My idea is that any entry in the "about pages" channel actually creates a page within the section. And so within that section's index template, I use two channel loops - one in the body area, which uses a limit of 1, and one in the sidebar with a limit of perhaps 30 (let's assume I don't expect the client to ever create more than that number of pages in the section, for example) and dynamic="no" to ensure that it displays the same way even when the URL changes.
That approach alone will allow each entry to act as a page within the section. And so the client can then easily create a page for "Staff" or "Locations" or "Our History" or "Returns Policy" - really whatever they dream up. But how do they tie the staff channel entries to the entry in the about channel that the client has created for the Staff content? The client doesn't need the ability to format the list of staff members - just to indicate that they would like that content to display on that specific "page" they created as an entry. And so I create a sub-template for the list view of the staff - all pre-formatted and ready to drop in where the client needs it.
To do this, I add a custom field to my "about pages" field group to allow the client to select which custom, section-specific subtemplate they would like displayed right after the body field content - I usually use a radio button so they can see all the options available, and i make the first one "none" (since clearly not every page entry actually needs a subtemplate to be displayed).
And so in my template, we look to see what they have selected in that field (I tend to use Switchee for this) and then if it's something other than "none", such as "staff list" or "locations list" then the sub-template is used. Since that subtemplate involves pulling content from another channel, you may need to approach this with an embed (since you can't have an entries loop inside another entries loop - though there are add-ons and techniques to get around that as well). It does require you to think ahead and plan specific options for them to select and display conditionally within the template. But I have used this approach many times now and clients really seem to like it and find it easy to use.
So then within the "about" section, like @nonprofit_tech outlined, I wind up with only a couple of templates (and a couple of "embed" templates as well for the lists appropriate to the section). The index template handles the display of all the page content, and the embedded sub-templates handle displaying the listing of staff, locations, etc), and then I need a display template for a staff person's profile, for example. So something like this:
About Template Group - index - bio (single staff profile template) - location (single location details template) - staff-list-embed (list of staff) - locations-list-embed (list of locations)
I actually tend to actually put embeds all in one "embeds" template group, but I display then here to show you that with this example, you would have only 5 templates in total needed for the about section.
Hope you find the example useful.
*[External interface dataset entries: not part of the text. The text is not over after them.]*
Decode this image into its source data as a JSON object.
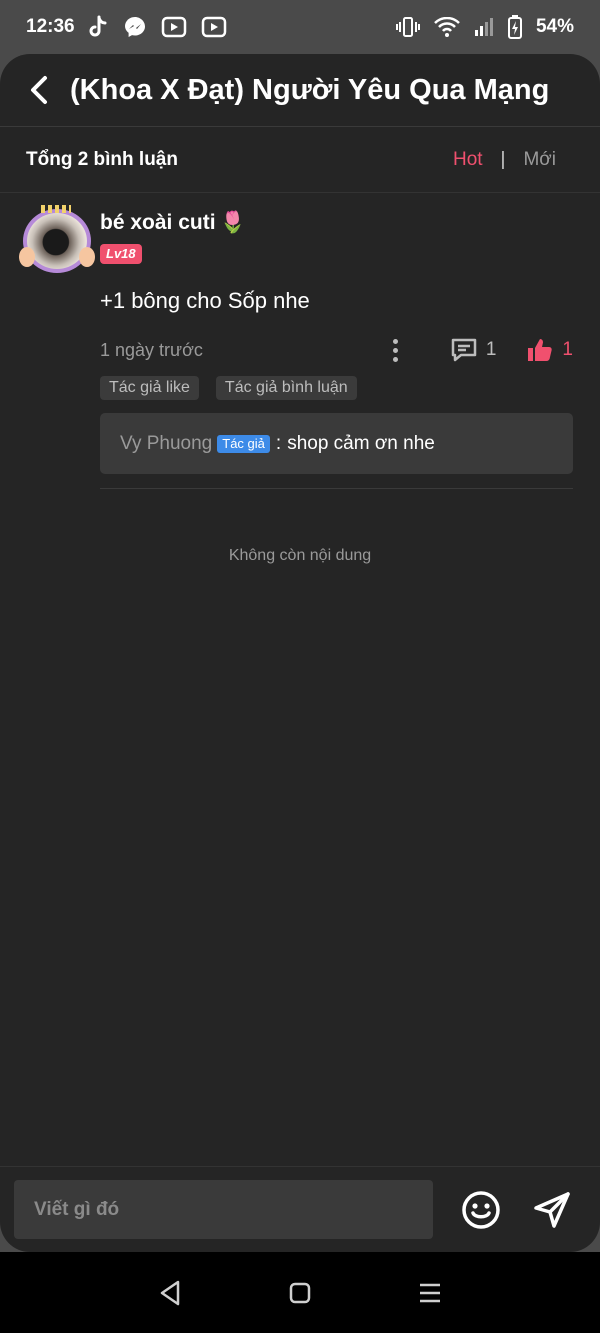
{
  "status_bar": {
    "time": "12:36",
    "battery": "54%",
    "left_icons": [
      "tiktok-icon",
      "messenger-icon",
      "youtube-icon",
      "youtube-icon"
    ],
    "right_icons": [
      "vibrate-icon",
      "wifi-icon",
      "signal-icon",
      "battery-icon"
    ]
  },
  "header": {
    "title": "(Khoa X Đạt) Người Yêu Qua Mạng"
  },
  "filter": {
    "total": "Tổng 2 bình luận",
    "hot": "Hot",
    "separator": "|",
    "new": "Mới"
  },
  "comment": {
    "username": "bé xoài cuti",
    "username_emoji": "🌷",
    "level": "Lv18",
    "content": "+1 bông cho Sốp nhe",
    "time": "1 ngày trước",
    "reply_count": "1",
    "like_count": "1",
    "tags": [
      "Tác giả like",
      "Tác giả bình luận"
    ],
    "reply": {
      "author": "Vy Phuong",
      "badge": "Tác giả",
      "separator": ":",
      "text": "shop cảm ơn nhe"
    }
  },
  "end_text": "Không còn nội dung",
  "composer": {
    "placeholder": "Viết gì đó"
  },
  "colors": {
    "accent": "#f0506e",
    "badge_blue": "#3d8be8",
    "background": "#252525",
    "panel": "#3a3a3a"
  }
}
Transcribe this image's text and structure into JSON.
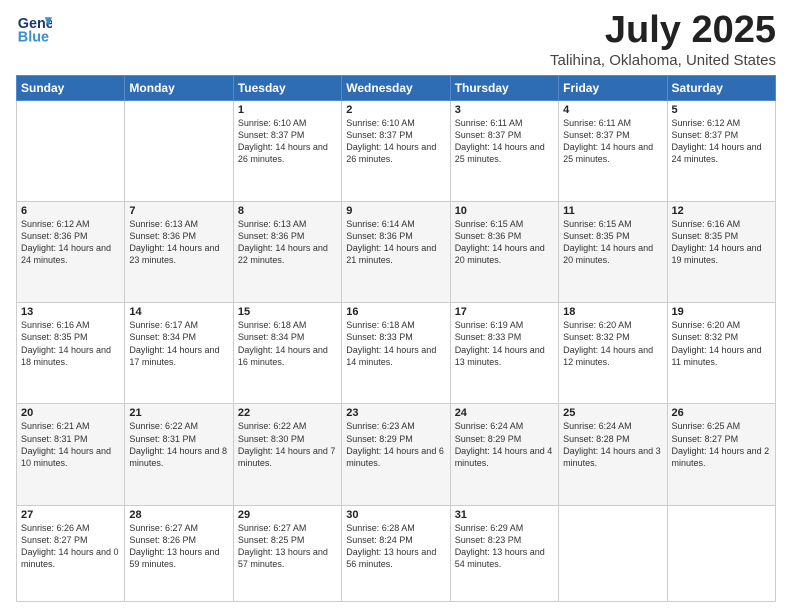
{
  "header": {
    "logo_general": "General",
    "logo_blue": "Blue",
    "month": "July 2025",
    "location": "Talihina, Oklahoma, United States"
  },
  "days_of_week": [
    "Sunday",
    "Monday",
    "Tuesday",
    "Wednesday",
    "Thursday",
    "Friday",
    "Saturday"
  ],
  "weeks": [
    [
      {
        "day": "",
        "content": ""
      },
      {
        "day": "",
        "content": ""
      },
      {
        "day": "1",
        "content": "Sunrise: 6:10 AM\nSunset: 8:37 PM\nDaylight: 14 hours\nand 26 minutes."
      },
      {
        "day": "2",
        "content": "Sunrise: 6:10 AM\nSunset: 8:37 PM\nDaylight: 14 hours\nand 26 minutes."
      },
      {
        "day": "3",
        "content": "Sunrise: 6:11 AM\nSunset: 8:37 PM\nDaylight: 14 hours\nand 25 minutes."
      },
      {
        "day": "4",
        "content": "Sunrise: 6:11 AM\nSunset: 8:37 PM\nDaylight: 14 hours\nand 25 minutes."
      },
      {
        "day": "5",
        "content": "Sunrise: 6:12 AM\nSunset: 8:37 PM\nDaylight: 14 hours\nand 24 minutes."
      }
    ],
    [
      {
        "day": "6",
        "content": "Sunrise: 6:12 AM\nSunset: 8:36 PM\nDaylight: 14 hours\nand 24 minutes."
      },
      {
        "day": "7",
        "content": "Sunrise: 6:13 AM\nSunset: 8:36 PM\nDaylight: 14 hours\nand 23 minutes."
      },
      {
        "day": "8",
        "content": "Sunrise: 6:13 AM\nSunset: 8:36 PM\nDaylight: 14 hours\nand 22 minutes."
      },
      {
        "day": "9",
        "content": "Sunrise: 6:14 AM\nSunset: 8:36 PM\nDaylight: 14 hours\nand 21 minutes."
      },
      {
        "day": "10",
        "content": "Sunrise: 6:15 AM\nSunset: 8:36 PM\nDaylight: 14 hours\nand 20 minutes."
      },
      {
        "day": "11",
        "content": "Sunrise: 6:15 AM\nSunset: 8:35 PM\nDaylight: 14 hours\nand 20 minutes."
      },
      {
        "day": "12",
        "content": "Sunrise: 6:16 AM\nSunset: 8:35 PM\nDaylight: 14 hours\nand 19 minutes."
      }
    ],
    [
      {
        "day": "13",
        "content": "Sunrise: 6:16 AM\nSunset: 8:35 PM\nDaylight: 14 hours\nand 18 minutes."
      },
      {
        "day": "14",
        "content": "Sunrise: 6:17 AM\nSunset: 8:34 PM\nDaylight: 14 hours\nand 17 minutes."
      },
      {
        "day": "15",
        "content": "Sunrise: 6:18 AM\nSunset: 8:34 PM\nDaylight: 14 hours\nand 16 minutes."
      },
      {
        "day": "16",
        "content": "Sunrise: 6:18 AM\nSunset: 8:33 PM\nDaylight: 14 hours\nand 14 minutes."
      },
      {
        "day": "17",
        "content": "Sunrise: 6:19 AM\nSunset: 8:33 PM\nDaylight: 14 hours\nand 13 minutes."
      },
      {
        "day": "18",
        "content": "Sunrise: 6:20 AM\nSunset: 8:32 PM\nDaylight: 14 hours\nand 12 minutes."
      },
      {
        "day": "19",
        "content": "Sunrise: 6:20 AM\nSunset: 8:32 PM\nDaylight: 14 hours\nand 11 minutes."
      }
    ],
    [
      {
        "day": "20",
        "content": "Sunrise: 6:21 AM\nSunset: 8:31 PM\nDaylight: 14 hours\nand 10 minutes."
      },
      {
        "day": "21",
        "content": "Sunrise: 6:22 AM\nSunset: 8:31 PM\nDaylight: 14 hours\nand 8 minutes."
      },
      {
        "day": "22",
        "content": "Sunrise: 6:22 AM\nSunset: 8:30 PM\nDaylight: 14 hours\nand 7 minutes."
      },
      {
        "day": "23",
        "content": "Sunrise: 6:23 AM\nSunset: 8:29 PM\nDaylight: 14 hours\nand 6 minutes."
      },
      {
        "day": "24",
        "content": "Sunrise: 6:24 AM\nSunset: 8:29 PM\nDaylight: 14 hours\nand 4 minutes."
      },
      {
        "day": "25",
        "content": "Sunrise: 6:24 AM\nSunset: 8:28 PM\nDaylight: 14 hours\nand 3 minutes."
      },
      {
        "day": "26",
        "content": "Sunrise: 6:25 AM\nSunset: 8:27 PM\nDaylight: 14 hours\nand 2 minutes."
      }
    ],
    [
      {
        "day": "27",
        "content": "Sunrise: 6:26 AM\nSunset: 8:27 PM\nDaylight: 14 hours\nand 0 minutes."
      },
      {
        "day": "28",
        "content": "Sunrise: 6:27 AM\nSunset: 8:26 PM\nDaylight: 13 hours\nand 59 minutes."
      },
      {
        "day": "29",
        "content": "Sunrise: 6:27 AM\nSunset: 8:25 PM\nDaylight: 13 hours\nand 57 minutes."
      },
      {
        "day": "30",
        "content": "Sunrise: 6:28 AM\nSunset: 8:24 PM\nDaylight: 13 hours\nand 56 minutes."
      },
      {
        "day": "31",
        "content": "Sunrise: 6:29 AM\nSunset: 8:23 PM\nDaylight: 13 hours\nand 54 minutes."
      },
      {
        "day": "",
        "content": ""
      },
      {
        "day": "",
        "content": ""
      }
    ]
  ]
}
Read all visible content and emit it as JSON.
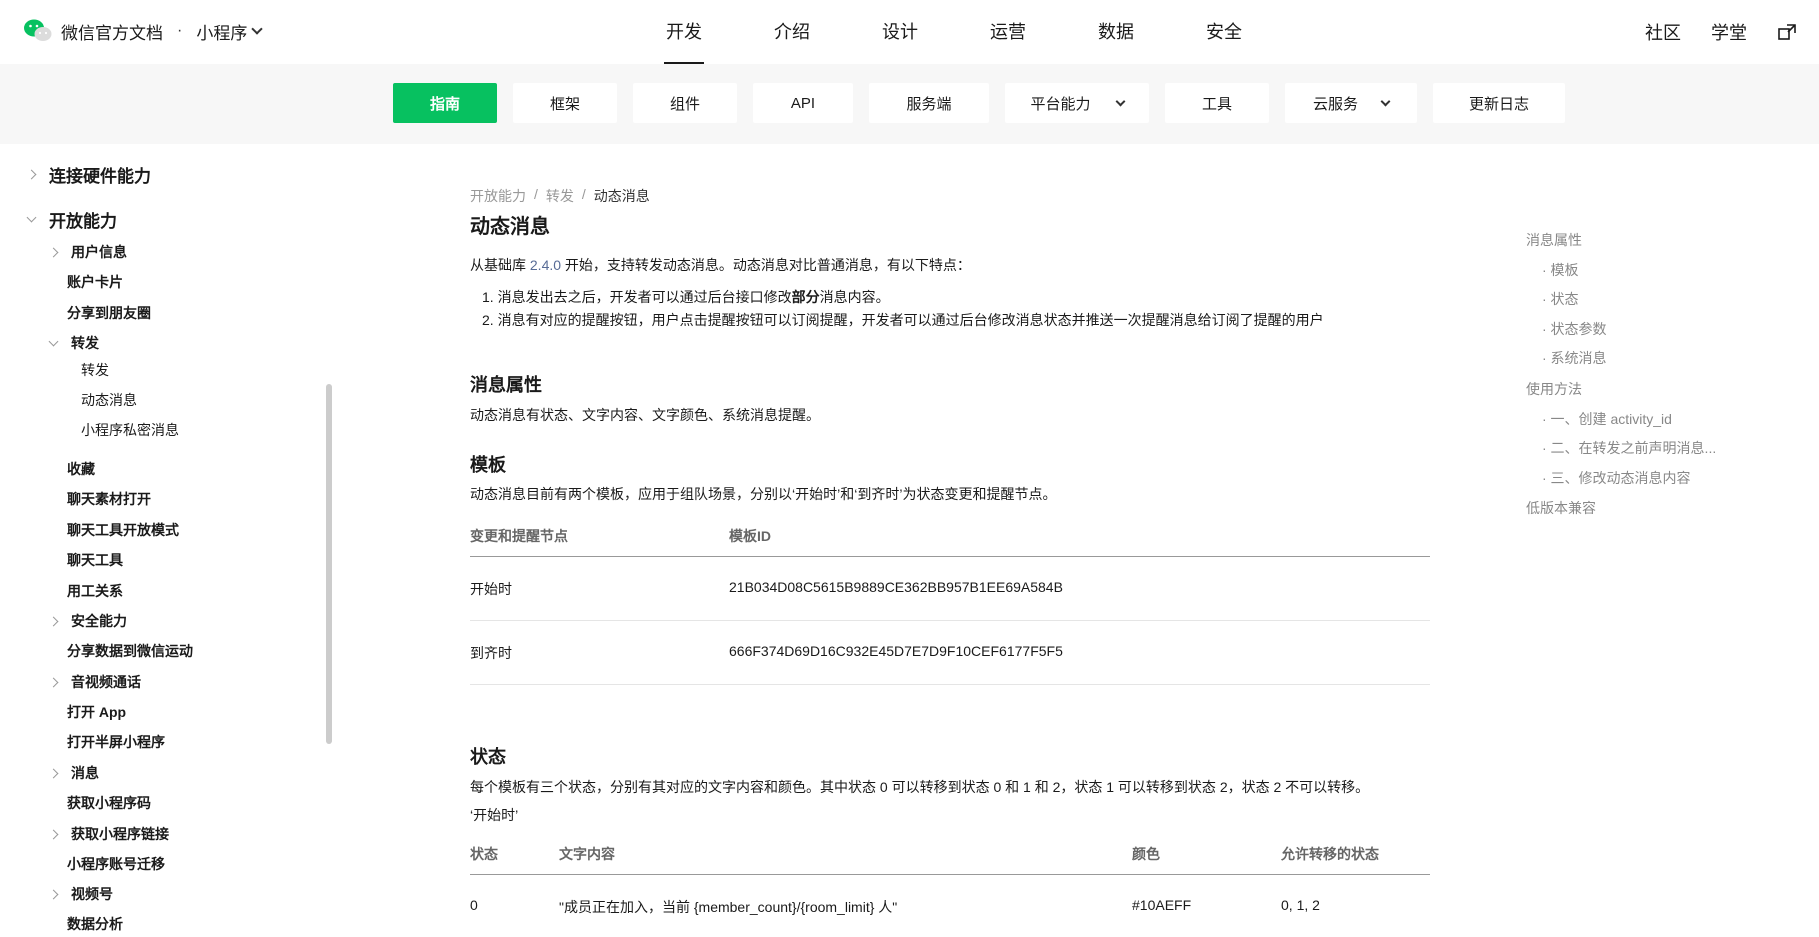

I don't do a channel per page, that wouldn't even make sense for many dynamic sites with the same content spanning multiple pages. I make a channel for every stream of data (a news channel, a program channel) and one channel for all the fairly static pages that I want to be editable in the CP. I then use the pages module or one of the more complex Addon's to lay out their URL structure and hierarchy on the site.